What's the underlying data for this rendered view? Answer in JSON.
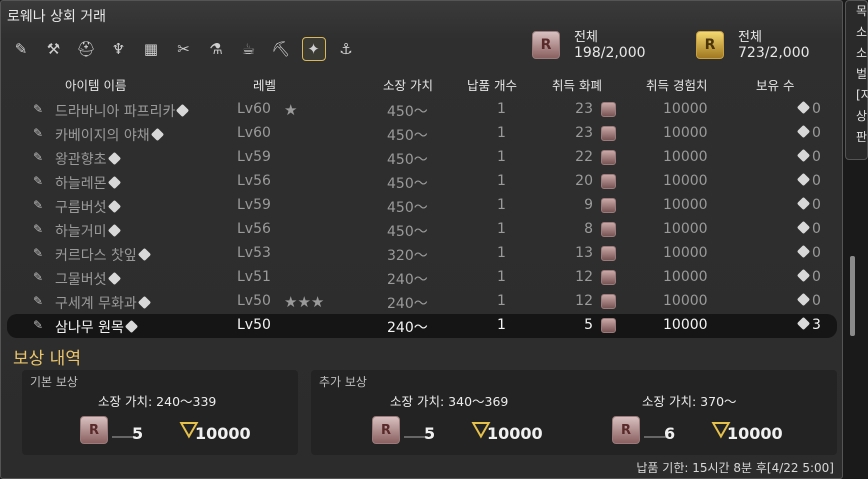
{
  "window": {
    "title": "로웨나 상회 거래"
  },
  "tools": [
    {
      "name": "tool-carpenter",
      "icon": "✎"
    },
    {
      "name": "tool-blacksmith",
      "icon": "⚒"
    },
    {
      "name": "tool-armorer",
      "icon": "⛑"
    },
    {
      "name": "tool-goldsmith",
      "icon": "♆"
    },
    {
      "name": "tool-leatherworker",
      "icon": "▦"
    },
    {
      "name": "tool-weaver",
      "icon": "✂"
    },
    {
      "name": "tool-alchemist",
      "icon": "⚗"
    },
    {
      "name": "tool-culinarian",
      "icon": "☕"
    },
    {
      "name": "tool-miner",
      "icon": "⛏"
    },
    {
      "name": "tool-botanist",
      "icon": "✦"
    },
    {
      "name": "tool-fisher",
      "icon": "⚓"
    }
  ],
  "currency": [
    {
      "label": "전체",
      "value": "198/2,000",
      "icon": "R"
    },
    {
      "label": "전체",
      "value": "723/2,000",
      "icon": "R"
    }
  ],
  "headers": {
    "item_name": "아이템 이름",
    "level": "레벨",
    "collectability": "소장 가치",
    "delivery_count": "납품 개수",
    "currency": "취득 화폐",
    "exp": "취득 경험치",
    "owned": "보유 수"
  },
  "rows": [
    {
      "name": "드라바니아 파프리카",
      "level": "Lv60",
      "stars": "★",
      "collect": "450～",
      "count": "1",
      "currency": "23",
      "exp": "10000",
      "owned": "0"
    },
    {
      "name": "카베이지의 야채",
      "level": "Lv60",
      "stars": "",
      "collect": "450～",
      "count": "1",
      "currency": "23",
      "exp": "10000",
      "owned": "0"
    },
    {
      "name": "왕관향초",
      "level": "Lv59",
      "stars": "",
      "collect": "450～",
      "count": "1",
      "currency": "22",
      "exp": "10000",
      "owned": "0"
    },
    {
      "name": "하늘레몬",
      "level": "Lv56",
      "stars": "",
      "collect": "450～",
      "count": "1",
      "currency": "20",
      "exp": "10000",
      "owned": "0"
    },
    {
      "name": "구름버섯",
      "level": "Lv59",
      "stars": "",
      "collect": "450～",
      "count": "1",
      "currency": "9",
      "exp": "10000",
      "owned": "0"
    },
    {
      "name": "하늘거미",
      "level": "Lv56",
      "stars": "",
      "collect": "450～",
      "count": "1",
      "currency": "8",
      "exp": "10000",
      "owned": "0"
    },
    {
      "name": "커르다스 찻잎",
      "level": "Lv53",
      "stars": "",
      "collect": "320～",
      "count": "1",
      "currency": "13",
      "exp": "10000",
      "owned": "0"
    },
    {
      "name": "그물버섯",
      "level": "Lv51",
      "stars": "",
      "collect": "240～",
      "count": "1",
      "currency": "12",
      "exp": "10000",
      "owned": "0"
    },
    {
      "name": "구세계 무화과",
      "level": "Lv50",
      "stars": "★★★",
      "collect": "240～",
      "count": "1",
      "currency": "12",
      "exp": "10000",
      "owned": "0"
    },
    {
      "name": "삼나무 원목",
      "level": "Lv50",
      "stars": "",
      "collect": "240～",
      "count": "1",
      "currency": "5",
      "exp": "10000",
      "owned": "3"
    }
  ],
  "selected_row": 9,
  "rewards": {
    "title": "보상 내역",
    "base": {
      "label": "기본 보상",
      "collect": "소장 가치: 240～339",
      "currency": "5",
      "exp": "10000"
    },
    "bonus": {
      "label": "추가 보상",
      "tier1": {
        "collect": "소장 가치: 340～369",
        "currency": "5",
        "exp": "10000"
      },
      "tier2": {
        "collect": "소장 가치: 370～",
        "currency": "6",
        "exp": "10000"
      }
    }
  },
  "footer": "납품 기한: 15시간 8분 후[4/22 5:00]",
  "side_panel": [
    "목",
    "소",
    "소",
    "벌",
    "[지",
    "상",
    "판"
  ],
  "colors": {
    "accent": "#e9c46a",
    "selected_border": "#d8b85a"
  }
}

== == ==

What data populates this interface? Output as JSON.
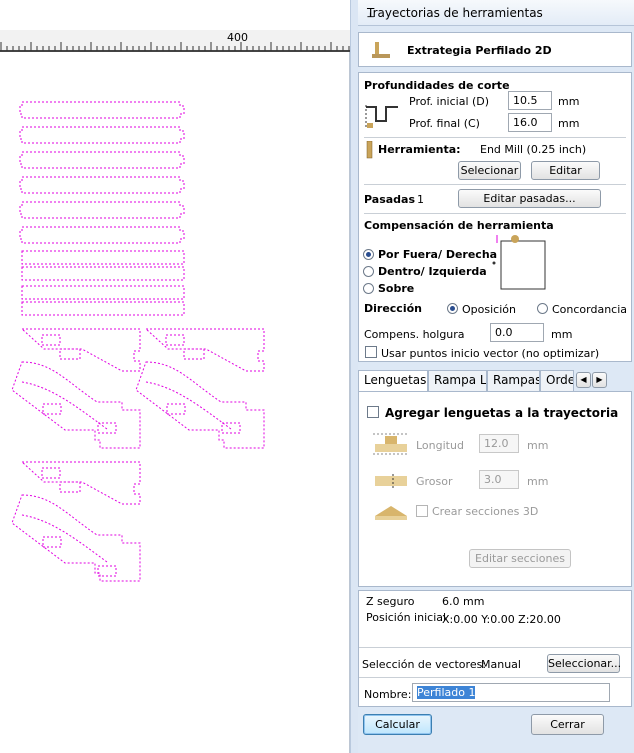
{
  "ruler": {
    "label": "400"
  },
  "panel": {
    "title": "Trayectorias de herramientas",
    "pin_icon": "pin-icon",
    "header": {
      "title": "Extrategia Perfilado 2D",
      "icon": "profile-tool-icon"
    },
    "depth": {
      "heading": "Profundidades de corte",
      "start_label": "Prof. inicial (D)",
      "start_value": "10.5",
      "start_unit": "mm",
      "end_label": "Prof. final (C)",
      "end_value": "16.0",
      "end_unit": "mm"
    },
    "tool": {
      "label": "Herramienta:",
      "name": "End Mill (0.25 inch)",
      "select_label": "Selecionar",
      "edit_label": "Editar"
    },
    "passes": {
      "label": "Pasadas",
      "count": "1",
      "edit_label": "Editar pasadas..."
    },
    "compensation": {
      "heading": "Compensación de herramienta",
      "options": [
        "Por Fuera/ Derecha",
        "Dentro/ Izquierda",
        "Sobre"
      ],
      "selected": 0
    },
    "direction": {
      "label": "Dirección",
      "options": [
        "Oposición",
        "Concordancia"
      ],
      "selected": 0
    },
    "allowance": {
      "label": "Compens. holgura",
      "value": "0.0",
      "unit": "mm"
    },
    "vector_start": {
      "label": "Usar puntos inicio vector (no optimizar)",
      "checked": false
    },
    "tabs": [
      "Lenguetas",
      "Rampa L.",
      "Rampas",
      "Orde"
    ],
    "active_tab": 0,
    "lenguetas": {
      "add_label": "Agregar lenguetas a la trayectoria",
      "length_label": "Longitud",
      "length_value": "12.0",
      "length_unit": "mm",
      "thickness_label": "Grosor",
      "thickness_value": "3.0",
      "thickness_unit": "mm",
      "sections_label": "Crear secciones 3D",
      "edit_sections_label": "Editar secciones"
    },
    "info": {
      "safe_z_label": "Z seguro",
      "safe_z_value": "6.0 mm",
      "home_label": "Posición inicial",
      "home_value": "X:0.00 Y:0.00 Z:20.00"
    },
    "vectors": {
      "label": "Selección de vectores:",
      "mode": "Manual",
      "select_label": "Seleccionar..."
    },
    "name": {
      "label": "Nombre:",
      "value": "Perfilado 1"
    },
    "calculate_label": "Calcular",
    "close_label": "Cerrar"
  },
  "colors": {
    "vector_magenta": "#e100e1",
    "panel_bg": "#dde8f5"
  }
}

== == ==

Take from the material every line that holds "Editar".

— Answer to this task —
      "edit_label": "Editar"
      "edit_label": "Editar pasadas..."
      "edit_sections_label": "Editar secciones"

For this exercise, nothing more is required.